Dataset rows describing interfaces
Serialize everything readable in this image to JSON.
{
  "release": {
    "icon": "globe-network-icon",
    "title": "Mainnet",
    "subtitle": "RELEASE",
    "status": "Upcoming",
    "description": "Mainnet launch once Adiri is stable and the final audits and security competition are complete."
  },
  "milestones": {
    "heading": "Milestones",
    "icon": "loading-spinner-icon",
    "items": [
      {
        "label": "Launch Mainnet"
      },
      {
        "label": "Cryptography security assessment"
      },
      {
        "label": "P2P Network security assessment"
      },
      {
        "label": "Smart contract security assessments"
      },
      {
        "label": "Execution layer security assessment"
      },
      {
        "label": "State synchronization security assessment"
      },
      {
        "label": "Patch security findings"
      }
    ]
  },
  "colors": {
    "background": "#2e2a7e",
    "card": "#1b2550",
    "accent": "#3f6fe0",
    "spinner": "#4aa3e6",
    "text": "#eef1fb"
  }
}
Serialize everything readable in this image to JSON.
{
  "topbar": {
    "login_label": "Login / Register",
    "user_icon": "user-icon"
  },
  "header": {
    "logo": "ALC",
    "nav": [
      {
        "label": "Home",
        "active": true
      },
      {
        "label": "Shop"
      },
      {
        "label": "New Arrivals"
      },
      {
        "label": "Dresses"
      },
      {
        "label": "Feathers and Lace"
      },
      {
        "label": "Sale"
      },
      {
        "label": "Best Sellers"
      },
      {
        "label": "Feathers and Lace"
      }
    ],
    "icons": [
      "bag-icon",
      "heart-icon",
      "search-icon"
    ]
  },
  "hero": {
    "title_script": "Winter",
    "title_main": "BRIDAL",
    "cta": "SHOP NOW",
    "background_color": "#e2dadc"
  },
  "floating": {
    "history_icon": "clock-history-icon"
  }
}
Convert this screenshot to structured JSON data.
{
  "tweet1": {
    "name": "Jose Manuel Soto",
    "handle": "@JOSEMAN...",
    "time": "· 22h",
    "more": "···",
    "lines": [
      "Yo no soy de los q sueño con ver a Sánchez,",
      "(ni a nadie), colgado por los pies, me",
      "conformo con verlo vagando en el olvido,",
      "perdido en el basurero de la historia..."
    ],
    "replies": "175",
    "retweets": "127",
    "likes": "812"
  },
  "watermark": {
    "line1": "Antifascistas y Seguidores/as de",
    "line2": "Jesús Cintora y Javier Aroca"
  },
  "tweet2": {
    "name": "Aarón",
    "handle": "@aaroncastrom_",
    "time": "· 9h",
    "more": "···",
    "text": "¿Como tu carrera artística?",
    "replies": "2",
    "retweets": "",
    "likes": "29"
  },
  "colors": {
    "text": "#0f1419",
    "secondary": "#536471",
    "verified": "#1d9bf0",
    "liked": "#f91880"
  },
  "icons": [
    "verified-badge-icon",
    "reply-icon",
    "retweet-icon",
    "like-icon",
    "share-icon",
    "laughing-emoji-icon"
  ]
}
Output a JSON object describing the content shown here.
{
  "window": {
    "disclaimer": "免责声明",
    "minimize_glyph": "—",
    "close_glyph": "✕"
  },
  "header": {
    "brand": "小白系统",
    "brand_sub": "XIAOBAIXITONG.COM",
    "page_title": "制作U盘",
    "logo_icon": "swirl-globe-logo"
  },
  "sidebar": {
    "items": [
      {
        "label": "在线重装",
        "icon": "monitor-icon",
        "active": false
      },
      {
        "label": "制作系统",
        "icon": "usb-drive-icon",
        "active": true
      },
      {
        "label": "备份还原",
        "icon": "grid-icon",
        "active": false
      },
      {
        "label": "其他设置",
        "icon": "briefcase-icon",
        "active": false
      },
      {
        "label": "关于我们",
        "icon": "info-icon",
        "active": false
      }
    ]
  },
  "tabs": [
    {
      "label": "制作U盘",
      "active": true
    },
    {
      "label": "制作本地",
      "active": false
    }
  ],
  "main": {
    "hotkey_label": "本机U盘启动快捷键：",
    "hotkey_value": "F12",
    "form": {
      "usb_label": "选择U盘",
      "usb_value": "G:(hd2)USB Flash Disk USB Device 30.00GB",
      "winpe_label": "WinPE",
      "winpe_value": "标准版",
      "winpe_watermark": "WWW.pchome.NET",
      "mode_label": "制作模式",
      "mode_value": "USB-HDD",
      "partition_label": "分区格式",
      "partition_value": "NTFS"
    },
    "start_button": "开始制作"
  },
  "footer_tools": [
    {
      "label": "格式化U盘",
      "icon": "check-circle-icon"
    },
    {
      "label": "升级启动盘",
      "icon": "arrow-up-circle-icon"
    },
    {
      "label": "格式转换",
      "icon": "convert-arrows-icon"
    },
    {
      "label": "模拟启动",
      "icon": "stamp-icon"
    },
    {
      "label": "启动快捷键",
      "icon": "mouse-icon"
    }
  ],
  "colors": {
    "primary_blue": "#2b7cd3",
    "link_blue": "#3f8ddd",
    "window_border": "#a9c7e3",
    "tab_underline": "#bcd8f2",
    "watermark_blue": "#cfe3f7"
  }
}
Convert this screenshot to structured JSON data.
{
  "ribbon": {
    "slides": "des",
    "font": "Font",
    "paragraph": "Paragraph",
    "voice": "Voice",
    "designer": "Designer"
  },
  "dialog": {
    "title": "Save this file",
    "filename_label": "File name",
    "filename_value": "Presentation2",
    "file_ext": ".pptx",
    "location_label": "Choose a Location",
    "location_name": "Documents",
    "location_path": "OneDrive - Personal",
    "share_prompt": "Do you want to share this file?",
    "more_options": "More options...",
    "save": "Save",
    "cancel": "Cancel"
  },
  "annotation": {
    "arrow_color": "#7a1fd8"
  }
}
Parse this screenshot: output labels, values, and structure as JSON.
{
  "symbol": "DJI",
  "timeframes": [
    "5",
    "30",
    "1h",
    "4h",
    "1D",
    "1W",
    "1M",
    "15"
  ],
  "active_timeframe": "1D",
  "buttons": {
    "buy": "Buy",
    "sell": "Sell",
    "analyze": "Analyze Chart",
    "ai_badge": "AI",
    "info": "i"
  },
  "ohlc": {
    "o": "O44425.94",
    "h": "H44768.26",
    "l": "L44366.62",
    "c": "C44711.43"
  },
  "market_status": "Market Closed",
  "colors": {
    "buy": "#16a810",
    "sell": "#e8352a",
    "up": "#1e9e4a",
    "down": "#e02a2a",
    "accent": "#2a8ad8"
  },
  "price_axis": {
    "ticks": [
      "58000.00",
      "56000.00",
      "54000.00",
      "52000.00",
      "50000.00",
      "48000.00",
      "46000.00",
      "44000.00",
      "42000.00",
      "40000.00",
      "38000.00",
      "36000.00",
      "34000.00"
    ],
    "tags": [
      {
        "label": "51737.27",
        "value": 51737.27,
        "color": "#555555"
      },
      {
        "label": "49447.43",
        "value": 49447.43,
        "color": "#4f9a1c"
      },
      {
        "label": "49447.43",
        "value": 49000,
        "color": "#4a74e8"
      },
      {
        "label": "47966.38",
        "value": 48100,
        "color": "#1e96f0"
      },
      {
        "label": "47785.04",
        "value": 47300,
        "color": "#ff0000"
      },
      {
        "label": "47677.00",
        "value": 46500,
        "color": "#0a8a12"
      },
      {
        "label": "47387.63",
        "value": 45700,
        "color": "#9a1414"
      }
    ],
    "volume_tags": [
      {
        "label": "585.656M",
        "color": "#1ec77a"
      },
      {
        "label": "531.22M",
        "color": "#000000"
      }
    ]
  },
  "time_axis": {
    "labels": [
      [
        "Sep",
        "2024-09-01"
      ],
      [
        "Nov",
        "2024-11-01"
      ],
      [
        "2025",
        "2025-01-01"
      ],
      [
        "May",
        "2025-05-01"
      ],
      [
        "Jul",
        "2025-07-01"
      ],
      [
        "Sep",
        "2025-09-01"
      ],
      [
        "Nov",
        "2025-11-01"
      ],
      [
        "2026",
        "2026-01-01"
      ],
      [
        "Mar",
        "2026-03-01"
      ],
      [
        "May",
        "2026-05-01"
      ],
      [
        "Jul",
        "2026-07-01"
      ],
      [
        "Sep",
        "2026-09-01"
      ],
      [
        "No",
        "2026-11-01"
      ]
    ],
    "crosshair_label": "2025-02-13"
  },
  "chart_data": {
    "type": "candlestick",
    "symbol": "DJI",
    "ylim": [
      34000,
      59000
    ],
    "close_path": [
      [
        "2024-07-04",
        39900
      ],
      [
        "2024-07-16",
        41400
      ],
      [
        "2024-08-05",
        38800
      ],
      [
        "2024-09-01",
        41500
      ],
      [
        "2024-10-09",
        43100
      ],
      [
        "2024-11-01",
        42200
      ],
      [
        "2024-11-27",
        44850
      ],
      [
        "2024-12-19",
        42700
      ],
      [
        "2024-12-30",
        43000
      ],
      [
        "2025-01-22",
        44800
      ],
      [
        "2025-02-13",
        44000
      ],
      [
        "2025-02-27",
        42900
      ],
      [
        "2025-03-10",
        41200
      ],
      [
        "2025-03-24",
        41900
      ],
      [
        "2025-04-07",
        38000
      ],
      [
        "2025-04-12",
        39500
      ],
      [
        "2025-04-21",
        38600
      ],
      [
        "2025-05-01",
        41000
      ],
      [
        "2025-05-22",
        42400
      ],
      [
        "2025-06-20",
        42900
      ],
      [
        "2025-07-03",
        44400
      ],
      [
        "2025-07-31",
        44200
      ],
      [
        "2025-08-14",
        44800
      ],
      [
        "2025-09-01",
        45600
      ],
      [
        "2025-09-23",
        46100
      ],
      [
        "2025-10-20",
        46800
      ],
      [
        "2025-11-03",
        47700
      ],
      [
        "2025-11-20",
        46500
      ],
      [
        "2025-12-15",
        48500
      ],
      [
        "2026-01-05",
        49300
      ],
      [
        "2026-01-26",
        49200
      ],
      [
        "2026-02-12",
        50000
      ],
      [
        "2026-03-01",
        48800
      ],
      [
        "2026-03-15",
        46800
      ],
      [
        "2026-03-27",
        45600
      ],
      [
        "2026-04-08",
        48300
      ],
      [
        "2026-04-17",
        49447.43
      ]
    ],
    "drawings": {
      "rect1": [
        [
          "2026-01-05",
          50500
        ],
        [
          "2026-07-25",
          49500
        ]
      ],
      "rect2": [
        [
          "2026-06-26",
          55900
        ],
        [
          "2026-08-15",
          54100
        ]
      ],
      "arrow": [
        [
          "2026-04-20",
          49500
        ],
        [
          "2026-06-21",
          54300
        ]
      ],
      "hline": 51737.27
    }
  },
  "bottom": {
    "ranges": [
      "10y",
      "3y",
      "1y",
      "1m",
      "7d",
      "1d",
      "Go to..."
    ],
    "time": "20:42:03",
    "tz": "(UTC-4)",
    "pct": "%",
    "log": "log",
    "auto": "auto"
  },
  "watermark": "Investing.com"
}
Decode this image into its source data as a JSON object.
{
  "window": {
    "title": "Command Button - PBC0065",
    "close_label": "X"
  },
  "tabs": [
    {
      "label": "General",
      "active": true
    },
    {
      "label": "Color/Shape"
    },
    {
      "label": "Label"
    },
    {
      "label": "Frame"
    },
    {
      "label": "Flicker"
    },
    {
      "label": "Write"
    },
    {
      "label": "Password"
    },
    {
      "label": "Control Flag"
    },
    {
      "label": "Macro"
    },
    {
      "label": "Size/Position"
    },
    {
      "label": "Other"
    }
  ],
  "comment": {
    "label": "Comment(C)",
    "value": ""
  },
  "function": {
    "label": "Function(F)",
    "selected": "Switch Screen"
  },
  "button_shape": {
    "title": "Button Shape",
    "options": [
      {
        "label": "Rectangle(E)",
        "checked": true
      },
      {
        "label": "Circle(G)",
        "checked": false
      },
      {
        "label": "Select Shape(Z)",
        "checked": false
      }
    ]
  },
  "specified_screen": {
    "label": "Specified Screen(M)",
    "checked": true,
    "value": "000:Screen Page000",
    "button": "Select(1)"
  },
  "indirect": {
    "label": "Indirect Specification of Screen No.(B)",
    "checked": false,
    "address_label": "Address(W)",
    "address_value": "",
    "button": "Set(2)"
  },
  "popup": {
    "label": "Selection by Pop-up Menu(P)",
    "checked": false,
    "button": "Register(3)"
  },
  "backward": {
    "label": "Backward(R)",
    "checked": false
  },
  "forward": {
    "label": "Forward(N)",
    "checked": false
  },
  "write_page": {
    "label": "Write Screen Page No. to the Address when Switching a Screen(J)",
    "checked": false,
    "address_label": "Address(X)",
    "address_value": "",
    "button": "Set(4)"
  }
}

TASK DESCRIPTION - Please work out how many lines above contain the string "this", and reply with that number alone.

ANSWER BELOW - 8